WORK REQUIRED: Of the lines below, copy those that hold the word "active".

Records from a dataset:
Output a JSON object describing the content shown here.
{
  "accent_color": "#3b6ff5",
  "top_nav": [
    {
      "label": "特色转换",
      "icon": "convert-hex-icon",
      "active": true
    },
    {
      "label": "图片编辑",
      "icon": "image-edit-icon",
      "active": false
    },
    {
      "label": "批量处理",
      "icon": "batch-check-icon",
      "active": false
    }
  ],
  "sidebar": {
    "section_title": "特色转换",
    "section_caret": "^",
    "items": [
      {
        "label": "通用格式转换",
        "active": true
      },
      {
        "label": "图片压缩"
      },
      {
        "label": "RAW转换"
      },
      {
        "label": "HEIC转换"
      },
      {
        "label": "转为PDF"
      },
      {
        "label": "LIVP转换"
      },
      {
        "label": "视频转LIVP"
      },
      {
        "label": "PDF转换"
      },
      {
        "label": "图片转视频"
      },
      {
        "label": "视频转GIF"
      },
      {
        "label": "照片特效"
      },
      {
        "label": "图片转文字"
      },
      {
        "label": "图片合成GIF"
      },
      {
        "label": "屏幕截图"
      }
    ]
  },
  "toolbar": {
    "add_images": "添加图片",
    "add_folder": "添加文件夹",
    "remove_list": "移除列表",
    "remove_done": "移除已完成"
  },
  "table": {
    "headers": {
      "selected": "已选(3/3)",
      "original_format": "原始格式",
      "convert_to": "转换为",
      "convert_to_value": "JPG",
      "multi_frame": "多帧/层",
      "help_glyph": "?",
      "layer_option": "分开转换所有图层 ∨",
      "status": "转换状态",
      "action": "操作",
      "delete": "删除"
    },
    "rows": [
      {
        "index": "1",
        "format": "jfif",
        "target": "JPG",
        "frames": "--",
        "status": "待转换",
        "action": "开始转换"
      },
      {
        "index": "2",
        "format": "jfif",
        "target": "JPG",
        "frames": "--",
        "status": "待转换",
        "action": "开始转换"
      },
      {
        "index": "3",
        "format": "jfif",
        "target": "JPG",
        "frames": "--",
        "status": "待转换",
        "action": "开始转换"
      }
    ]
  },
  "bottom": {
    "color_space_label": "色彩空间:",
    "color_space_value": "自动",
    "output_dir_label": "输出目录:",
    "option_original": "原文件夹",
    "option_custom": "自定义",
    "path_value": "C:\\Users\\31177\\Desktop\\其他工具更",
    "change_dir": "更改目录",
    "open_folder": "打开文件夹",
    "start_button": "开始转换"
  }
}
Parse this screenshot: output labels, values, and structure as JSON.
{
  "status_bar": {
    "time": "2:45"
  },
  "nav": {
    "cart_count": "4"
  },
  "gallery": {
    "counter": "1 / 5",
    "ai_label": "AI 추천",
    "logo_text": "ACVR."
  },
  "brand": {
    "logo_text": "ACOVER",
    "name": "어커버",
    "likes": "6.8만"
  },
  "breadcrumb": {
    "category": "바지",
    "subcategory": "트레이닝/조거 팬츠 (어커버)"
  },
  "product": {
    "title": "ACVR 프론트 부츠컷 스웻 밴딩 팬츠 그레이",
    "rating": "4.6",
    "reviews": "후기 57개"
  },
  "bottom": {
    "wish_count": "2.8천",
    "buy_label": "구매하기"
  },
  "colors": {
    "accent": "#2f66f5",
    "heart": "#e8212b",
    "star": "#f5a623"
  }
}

RESPONSE:
      "active": true
      "active": false
      "active": false
        "active": true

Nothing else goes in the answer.